“I love working with Brooke and her mom. They are a great pair, and Brooke has grown into a wonderful, independent young woman who can advocate for herself. She went from being a sweet kid who couldn’t walk five steps without pain to this vibrant college student who treks over here from Northeastern University, bringing me a latte, ready to conquer the world,” says Dr. Kate Ackerman, medical director of Boston Children’s Hospital’s Female Athlete Program.
Brooke Lombardi, her mother Shari and Ackerman have a pretty special relationship. Brooke, who grew up in Miami, started seeing Ackerman in 2010 when she was 15. Today, Ackerman helps Brooke, a college student who continues to have minor medical issues, navigate the health care system, helping to provide a safety net for a young adult far from home.
Shortly after Julia Duplin was born, doctors diagnosed her with brachial plexus birth palsy; some of the nerves running from her upper spinal cord to her left arm had been damaged during birth. The early prognosis was that she would have some level of disability in her left arm.
Seventeen years later, she’s captain of Winthrop High School’s gymnastic team. She whips around the uneven bars with apparent ease and effortlessly flips across the sprung floor. How did Julia journey from an awkward toddler who crawled using only her right arm to a gymnastics powerhouse?
From the beginning, Julia’s parents Dianne and Joseph committed themselves to her recovery, encouraging her to do as much as possible and not letting her brachial plexus injury hold her back.
“Many brachial plexus patients go on to excel in sports despite the limits of the affected arm,” says Peter Waters, MD, chief of Boston Children’s Hospital Orthopedic Center. “If a child has the drive, talent and passion for sports, a brachial plexus injury won’t hold her back.” …
Seven-year-old Hunter Ripley is a boy of few words. There’s a rare “bye-bye” to his mother as he sets off for school and an occasional “whee” when he’s pushed on his adaptive swing. So when Hunter screamed, “I got a bike!” at the local pool where he does aquatic therapy every Thursday evening, everyone in the pool went silent. “Then the cheering started,” recalls his mother Bekah Ripley.
In February, Bekah and her husband Bart learned about The Great Bike Giveaway, a national contest in which children with special needs can win their own adaptive bike. In order to win, Hunter needed votes and lots of them. Within 48 hours of entering the contest, Hunter had 500 votes—not enough to win, but enough for Bekah to believe that it was possible. So she pulled out all the stops. The Ripleys reached out to families and friends across the U.S., and Hunter’s respite worker called local news stations in Albany, N.Y., to ask them about posting Hunter’s story on Facebook. And when the ABC affiliate aired an interview with the family, Hunter skyrocketed from 16th to first place. He won the contest by nearly 7,500 votes.
“I never thought he’d win.
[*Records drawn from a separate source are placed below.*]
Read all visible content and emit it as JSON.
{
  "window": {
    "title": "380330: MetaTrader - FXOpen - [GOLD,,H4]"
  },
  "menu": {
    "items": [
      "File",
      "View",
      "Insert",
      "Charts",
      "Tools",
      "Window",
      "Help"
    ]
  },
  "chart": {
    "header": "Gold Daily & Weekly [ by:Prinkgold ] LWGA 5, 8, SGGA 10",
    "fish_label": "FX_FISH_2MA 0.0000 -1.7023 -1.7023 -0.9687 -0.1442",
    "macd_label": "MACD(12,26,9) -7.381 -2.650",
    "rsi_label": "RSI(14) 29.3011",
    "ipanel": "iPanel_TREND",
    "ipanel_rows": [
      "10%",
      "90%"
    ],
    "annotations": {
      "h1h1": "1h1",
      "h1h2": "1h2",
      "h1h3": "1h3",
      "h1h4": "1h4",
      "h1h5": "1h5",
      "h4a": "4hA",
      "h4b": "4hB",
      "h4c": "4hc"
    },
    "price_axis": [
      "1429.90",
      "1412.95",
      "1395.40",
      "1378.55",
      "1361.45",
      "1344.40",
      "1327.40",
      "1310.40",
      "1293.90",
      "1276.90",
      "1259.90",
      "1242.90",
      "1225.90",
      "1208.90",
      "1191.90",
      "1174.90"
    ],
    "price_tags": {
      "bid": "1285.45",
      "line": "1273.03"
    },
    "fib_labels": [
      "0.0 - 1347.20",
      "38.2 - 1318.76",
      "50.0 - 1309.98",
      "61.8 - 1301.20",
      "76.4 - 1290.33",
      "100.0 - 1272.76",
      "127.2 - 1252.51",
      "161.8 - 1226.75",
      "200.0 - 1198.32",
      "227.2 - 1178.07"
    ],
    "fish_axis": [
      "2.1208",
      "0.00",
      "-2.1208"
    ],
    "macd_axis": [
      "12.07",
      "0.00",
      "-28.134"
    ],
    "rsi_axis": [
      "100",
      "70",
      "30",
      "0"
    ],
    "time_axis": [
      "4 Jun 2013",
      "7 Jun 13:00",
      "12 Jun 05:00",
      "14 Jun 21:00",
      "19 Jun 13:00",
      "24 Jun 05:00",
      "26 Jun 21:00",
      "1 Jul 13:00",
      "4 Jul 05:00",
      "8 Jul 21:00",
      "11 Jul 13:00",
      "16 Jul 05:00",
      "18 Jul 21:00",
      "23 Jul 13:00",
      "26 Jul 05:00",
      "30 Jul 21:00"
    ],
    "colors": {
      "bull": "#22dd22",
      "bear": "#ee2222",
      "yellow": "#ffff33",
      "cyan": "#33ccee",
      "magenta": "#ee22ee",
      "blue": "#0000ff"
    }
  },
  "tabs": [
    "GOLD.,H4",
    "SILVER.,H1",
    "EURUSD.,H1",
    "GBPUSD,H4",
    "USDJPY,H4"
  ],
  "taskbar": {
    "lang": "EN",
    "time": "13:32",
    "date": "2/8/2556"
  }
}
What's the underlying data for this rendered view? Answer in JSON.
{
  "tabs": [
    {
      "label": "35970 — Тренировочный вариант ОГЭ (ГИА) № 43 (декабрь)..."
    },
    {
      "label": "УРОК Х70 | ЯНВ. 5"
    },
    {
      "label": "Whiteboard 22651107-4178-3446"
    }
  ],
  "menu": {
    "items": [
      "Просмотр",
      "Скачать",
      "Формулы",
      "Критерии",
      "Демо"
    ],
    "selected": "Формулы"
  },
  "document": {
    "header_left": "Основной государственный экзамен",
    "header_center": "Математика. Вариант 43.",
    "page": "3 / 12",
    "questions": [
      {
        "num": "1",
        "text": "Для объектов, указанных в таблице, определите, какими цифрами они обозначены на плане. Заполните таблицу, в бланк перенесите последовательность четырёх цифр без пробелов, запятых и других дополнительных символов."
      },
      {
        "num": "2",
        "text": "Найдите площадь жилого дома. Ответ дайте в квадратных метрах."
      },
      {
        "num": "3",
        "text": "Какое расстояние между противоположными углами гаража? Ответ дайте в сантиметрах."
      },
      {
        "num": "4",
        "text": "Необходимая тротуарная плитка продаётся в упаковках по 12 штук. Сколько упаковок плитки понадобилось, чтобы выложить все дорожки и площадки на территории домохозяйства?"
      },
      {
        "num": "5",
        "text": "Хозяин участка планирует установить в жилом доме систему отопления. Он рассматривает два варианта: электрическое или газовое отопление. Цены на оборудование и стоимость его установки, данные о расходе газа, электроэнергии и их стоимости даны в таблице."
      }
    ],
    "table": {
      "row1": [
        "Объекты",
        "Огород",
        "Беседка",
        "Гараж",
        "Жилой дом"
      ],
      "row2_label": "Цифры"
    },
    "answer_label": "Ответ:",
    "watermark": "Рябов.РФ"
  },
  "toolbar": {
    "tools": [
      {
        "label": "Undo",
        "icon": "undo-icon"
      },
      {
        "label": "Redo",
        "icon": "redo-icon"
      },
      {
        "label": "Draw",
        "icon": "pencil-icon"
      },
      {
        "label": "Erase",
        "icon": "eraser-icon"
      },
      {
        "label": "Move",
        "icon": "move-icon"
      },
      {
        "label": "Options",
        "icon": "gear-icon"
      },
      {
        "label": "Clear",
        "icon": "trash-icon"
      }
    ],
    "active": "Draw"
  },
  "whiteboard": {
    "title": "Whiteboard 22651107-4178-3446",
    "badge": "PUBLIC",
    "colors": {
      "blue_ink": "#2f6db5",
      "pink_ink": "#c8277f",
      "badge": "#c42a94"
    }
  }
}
It’s mind-boggling,” says Bekah.
But it’s not the first time Hunter has overcome the odds.
After Hunter was born, doctors told his parents he probably wouldn’t live through the night. Bekah had suffered a maternal-fetal hemorrhage, and Hunter’s umbilical cord had wrapped around his neck. His brain was severely injured. …
“You want a hospital with the best technology and the best nurses and doctors in the country. You expect that, and you expect it to be clean. Boston Children’s has all of that,” says Lisa Findlay, a mom from Hayden, Idaho.
“What made the difference was how much everyone loves these kids. Everyone who walked into Aaron’s room, from the surgeons to nurses’ aides to janitors and child life specialists, was on a mission to help Aaron.”
From the time he was born, Aaron encountered one medical challenge after another.
He was born with hypoplastic left heart syndrome (HLHS), a serious congenital heart defect. By the time he was three years old, Aaron had undergone three surgeries, suffered a stroke and was diagnosed with Factor V Leiden, a blood clot disorder. The stroke left him confined to a wheelchair and caused cognitive impairment. Aaron also developed severe scoliosis.
By age 16, he was a veteran of children’s hospitals from Washington to Texas. …